Each art form has its merits, but when it comes to your special day, it might be best to hire both a photographer and a videographer. “They are not competing media, they are complimentary art forms and you really want to have both,” states Bernier. “When you put the two together at a wedding, it paints a more complete picture from start to finish.”
Finding the Right Videographer
If considering a video, the first thing to do is get referrals from recently married couples or vendors you’re working with. Couples should view at least two or three sample videos taken from more than one wedding; but they should also see work from delivered wedding videos as the client received it. “Look at their wedding DVDs and see if it’s the style you’re looking for,” states Stepheny Keith, owner, Black Sheep Video. Today’s videos are finely crafted films available in a variety of styles such as candids, documentaries, and movies. “It’s important to ask what the videographer’s shooting style is,” says Keith, “and if they are open to your style and your ideas, because every wedding is different.”
Also, choose a style that five, ten, twenty years down the line won’t look dated and doesn’t have special effects that look like a 1970s rerun of Star Trek. “When it comes to special effects,” states Bernier, “there’s a vast range available in wedding videos today. We see everything from simple black-and-white videos—which can be very elegant—to fake rose petals falling from the sky. In a number of years, because technology will no doubt improve, that’s going to look fake and very hokey.

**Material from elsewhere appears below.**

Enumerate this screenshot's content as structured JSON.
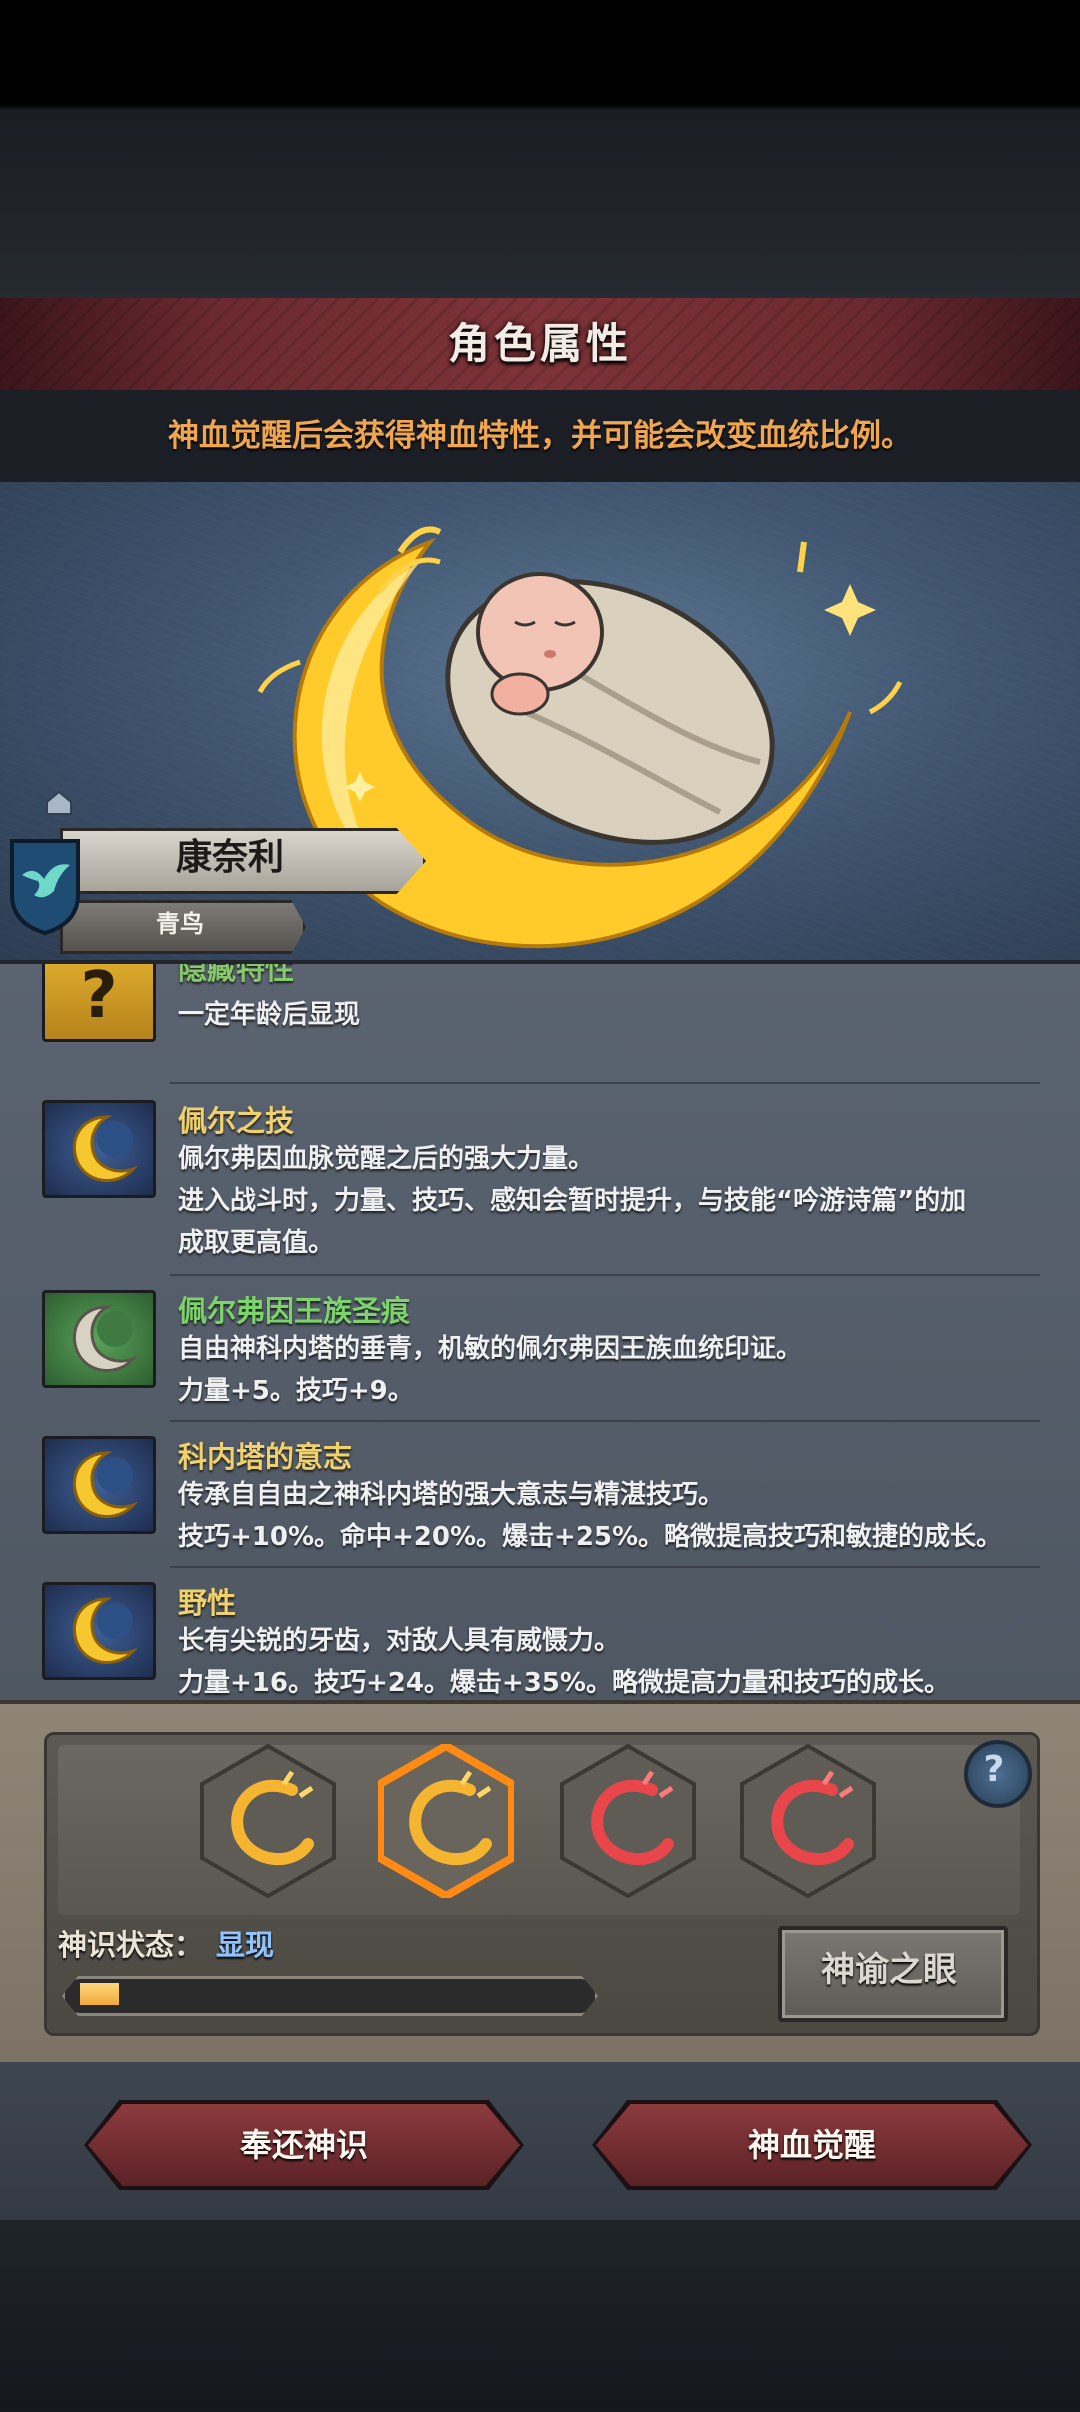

“Look for stable, not shaky footage, and beware of excessive use of black-and-white and sepia, which is often used to hide poor exposure. And skin color should look natural,” continues Bernier. “The videographer has to have the expertise to know how to set the camera in different situations—shade, direct sunlight, etc.—for the skin tones to be correct.” Don’t be afraid to ask technical questions such as, what type of camera is being used and how many? “A videographer should be using professional, state-of-the-art, broadcast quality, digital equipment (3-chip digital camera) and not outdated analog equipment,” states Bernier. “They should also be using a non-linear editing system, and everything needs to be delivered on DVDs,” adds Keith, “because they’re going to last forever.”